◆ **Your goal**: The records below must be retyped exactly.
-- Task data follows --
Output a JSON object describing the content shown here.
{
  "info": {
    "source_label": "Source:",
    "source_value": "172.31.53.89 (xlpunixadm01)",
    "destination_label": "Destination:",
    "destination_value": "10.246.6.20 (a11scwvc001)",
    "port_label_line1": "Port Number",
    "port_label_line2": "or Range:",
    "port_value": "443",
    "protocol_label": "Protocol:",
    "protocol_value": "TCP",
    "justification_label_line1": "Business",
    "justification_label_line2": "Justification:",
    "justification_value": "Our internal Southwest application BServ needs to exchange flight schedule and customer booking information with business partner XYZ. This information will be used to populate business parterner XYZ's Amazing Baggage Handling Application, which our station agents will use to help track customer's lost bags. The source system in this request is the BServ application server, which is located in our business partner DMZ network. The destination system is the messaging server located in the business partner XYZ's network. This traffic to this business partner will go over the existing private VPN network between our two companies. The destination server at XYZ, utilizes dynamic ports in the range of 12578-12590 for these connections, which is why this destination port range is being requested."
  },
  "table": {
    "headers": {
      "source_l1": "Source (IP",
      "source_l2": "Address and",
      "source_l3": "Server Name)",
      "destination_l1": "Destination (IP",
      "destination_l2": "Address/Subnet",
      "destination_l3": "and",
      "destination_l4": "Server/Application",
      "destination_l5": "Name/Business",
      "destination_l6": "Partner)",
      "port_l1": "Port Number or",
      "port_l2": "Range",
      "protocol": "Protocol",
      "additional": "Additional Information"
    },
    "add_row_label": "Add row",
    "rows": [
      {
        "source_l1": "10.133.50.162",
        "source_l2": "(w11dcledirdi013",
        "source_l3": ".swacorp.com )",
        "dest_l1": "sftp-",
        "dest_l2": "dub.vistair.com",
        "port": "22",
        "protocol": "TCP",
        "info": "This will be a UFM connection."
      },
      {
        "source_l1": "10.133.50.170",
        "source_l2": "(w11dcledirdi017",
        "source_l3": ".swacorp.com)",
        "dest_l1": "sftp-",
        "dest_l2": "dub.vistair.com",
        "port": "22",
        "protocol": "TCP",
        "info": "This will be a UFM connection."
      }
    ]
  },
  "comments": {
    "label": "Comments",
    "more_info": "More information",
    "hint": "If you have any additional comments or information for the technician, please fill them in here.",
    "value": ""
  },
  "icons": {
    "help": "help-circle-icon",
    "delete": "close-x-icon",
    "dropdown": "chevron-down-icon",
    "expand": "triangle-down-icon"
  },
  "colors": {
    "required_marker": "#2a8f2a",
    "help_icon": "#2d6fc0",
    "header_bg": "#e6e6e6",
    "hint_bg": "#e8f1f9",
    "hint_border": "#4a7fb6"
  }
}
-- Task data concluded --
◆ **Answer to the exercise**:
Output a JSON object describing the content shown here.
{
  "info": {
    "source_label": "Source:",
    "source_value": "172.31.53.89 (xlpunixadm01)",
    "destination_label": "Destination:",
    "destination_value": "10.246.6.20 (a11scwvc001)",
    "port_label_line1": "Port Number",
    "port_label_line2": "or Range:",
    "port_value": "443",
    "protocol_label": "Protocol:",
    "protocol_value": "TCP",
    "justification_label_line1": "Business",
    "justification_label_line2": "Justification:",
    "justification_value": "Our internal Southwest application BServ needs to exchange flight schedule and customer booking information with business partner XYZ. This information will be used to populate business parterner XYZ's Amazing Baggage Handling Application, which our station agents will use to help track customer's lost bags. The source system in this request is the BServ application server, which is located in our business partner DMZ network. The destination system is the messaging server located in the business partner XYZ's network. This traffic to this business partner will go over the existing private VPN network between our two companies. The destination server at XYZ, utilizes dynamic ports in the range of 12578-12590 for these connections, which is why this destination port range is being requested."
  },
  "table": {
    "headers": {
      "source_l1": "Source (IP",
      "source_l2": "Address and",
      "source_l3": "Server Name)",
      "destination_l1": "Destination (IP",
      "destination_l2": "Address/Subnet",
      "destination_l3": "and",
      "destination_l4": "Server/Application",
      "destination_l5": "Name/Business",
      "destination_l6": "Partner)",
      "port_l1": "Port Number or",
      "port_l2": "Range",
      "protocol": "Protocol",
      "additional": "Additional Information"
    },
    "add_row_label": "Add row",
    "rows": [
      {
        "source_l1": "10.133.50.162",
        "source_l2": "(w11dcledirdi013",
        "source_l3": ".swacorp.com )",
        "dest_l1": "sftp-",
        "dest_l2": "dub.vistair.com",
        "port": "22",
        "protocol": "TCP",
        "info": "This will be a UFM connection."
      },
      {
        "source_l1": "10.133.50.170",
        "source_l2": "(w11dcledirdi017",
        "source_l3": ".swacorp.com)",
        "dest_l1": "sftp-",
        "dest_l2": "dub.vistair.com",
        "port": "22",
        "protocol": "TCP",
        "info": "This will be a UFM connection."
      }
    ]
  },
  "comments": {
    "label": "Comments",
    "more_info": "More information",
    "hint": "If you have any additional comments or information for the technician, please fill them in here.",
    "value": ""
  },
  "icons": {
    "help": "help-circle-icon",
    "delete": "close-x-icon",
    "dropdown": "chevron-down-icon",
    "expand": "triangle-down-icon"
  },
  "colors": {
    "required_marker": "#2a8f2a",
    "help_icon": "#2d6fc0",
    "header_bg": "#e6e6e6",
    "hint_bg": "#e8f1f9",
    "hint_border": "#4a7fb6"
  }
}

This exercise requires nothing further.